PhD Submission - Muhammad Ahmed

After four years in the making Muhammad Ahmed has submitted his PhD thesis entitled "Confined magnon transport in low-dimensional ferromagnetic structures". In his thesis Muhammad has extensively investigated spin chains and 2D-arrays in the Heisenberg model and has developed methods to make use of spin exitations / magnons for classical and quantum information transport. He found ways to confine, accelerate and control the width of magnons in spin arrays as well as calculating a scheme to create and couple magnon guides and create a magnonic interferometer. During his PhD Muhammad also got married and his first child was born, two amazing life events which are certainly not made easier by PhD work. So congratulations on all your achievements in the last four years, Muhammad!

Success for NV laser magnetometry

This week we have two big steps forward for Prof. Greentree and Dr. Jan Jeske's Laser Threshold Magnetometry project. The first demonstration of stimulated emission from NV centres (arxiv.org/abs/1602.07418) has been accepted for publication and will appear in the next month or two. Secondly, Prof. Greentree has been awarded an Australian Research Council Future Fellowship in the most recent round for a project entitled - "Laser threshold sensing". This project aims to create a new class of room-temperature ultra-sensitive magnetometers based on laser threshold magnetometry. By using nitrogen-vacancy colour centres in diamond, these magnetometers will demonstrate at least femto-Tesla per root Hertz sensitivity, and could replace SQUID magnetometers. This project aims to develop its theoretical concept into a platform for advanced sensing with applications in magneto-encephalography, nerve sensing, MRI imaging, mining and aircraft guidance systems.

PhD Submission - Jackson Smith

Four years to the day (official SGR time) Jackson Smith has submitted his PhD thesis entitled "Modelling the electronic properties of zero-, one-, and two-dimensional phosphorus systems in semiconductors". Using a variety of theoretical techniques (both individually and in concert), Jackson studied electron transport in delta-doped phosphorous layers in silicon and germanium. In one thesis, Jackson developed a new method for treating two-dimensional delta-doped sheets using Thomas-Fermi theory, performed the first transport simulations of phosphorous nanowires, completed the largest DFT calculations this group has ever performed (in terms of number of atoms and memory) and computed the phosphorous donor energy level in silicon using ab-initio methods - finding an agreement with experiment of better than 10%. It also includes some of the most detailed appendices I've ever seen in a PhD thesis. This thesis is a testament to Jackson's breadth and depth of knowledge as a theorist as well as his dogged perfectionism. It is a most enjoyable read and I must admit, was well worth the wait. Excellent job Jackson.

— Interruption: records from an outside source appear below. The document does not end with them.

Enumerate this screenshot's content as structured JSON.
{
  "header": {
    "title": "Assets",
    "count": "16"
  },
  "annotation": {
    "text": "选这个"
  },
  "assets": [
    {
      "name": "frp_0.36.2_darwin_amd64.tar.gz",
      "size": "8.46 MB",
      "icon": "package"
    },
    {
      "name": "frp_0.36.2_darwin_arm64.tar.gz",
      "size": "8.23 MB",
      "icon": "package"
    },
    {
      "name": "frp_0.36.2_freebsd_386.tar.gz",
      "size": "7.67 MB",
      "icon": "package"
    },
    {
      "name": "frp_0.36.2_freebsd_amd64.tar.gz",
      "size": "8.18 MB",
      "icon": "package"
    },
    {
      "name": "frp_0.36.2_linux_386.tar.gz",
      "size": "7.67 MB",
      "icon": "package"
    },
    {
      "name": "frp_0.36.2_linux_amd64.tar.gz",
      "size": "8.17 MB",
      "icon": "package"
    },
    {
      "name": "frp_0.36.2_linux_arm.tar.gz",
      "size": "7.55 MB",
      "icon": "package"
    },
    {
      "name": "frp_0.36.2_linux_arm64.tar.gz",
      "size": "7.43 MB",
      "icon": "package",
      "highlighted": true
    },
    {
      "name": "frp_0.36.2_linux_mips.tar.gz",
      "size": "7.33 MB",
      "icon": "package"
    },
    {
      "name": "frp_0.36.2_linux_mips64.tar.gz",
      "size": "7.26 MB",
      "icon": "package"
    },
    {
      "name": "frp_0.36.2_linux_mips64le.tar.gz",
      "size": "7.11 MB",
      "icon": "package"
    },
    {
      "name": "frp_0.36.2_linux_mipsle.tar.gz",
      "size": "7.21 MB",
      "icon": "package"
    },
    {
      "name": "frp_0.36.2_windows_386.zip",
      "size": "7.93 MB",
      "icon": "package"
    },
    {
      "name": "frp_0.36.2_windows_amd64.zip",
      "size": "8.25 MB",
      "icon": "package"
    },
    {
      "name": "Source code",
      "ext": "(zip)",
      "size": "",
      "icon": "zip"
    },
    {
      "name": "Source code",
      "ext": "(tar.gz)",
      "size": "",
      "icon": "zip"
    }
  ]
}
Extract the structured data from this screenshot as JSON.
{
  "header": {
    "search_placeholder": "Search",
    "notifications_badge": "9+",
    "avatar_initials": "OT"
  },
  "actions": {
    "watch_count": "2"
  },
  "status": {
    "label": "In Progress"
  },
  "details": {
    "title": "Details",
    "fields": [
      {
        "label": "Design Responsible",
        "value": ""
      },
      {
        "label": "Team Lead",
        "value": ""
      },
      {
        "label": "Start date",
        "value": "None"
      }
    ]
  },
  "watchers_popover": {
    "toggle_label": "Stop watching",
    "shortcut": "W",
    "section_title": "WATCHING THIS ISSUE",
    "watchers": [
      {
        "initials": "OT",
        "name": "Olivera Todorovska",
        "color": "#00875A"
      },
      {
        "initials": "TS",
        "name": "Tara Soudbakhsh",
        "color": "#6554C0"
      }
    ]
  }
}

ARC Centres of Excellence Announced

Today the Australian Research Council has announced the next round of funding for the ARC Centres of Excellence.

This is the ARC's flagship scheme for fundamental research, providing long term funding (7 years) for 15-20 Chief Investigators across several universities and other scientific organisations, both within Australia and overseas. TCQP is represented in two new Centres, the ARC Centre for Excellence in Exciton Science (Russo and Cole) and the ARC Centre for Excellence in Future Low Energy Electronics Technologies (Cole). This is in addition to our existing presence in the ARC Centre of Excellence for Nanoscale Biophotonics (Greentree).

Recent TCQP conferences, returning travellers and new results

TCQP had a good presence at two recent conferences. In February, Nicolas, Jackson and Jared all gave talks at ICONN 2016 in Canberra while in March Sam, David and Jared presented their work at the German Spring Meeting in Regensburg.

David Ing has finally returned from a 12 month exchange to the University of Ulm (Germany) and Sam has also returned from two months in the Karlsruhe Institute of Technology (Germany).

On the science front, Dr. Jan Jeske's work on lasing in the NV centre has had two recent successes with the publication of the original theoretical proposal (Jeske et al. Laser threshold magnetometry) as well as the first experimental measurements of Stimulated emission from NV centres in diamond. Speaking of the arXiv, Prof. Andrew Greentree has also recently posted a review of his favourite topic, Spatial adiabatic passage: a review of recent progress.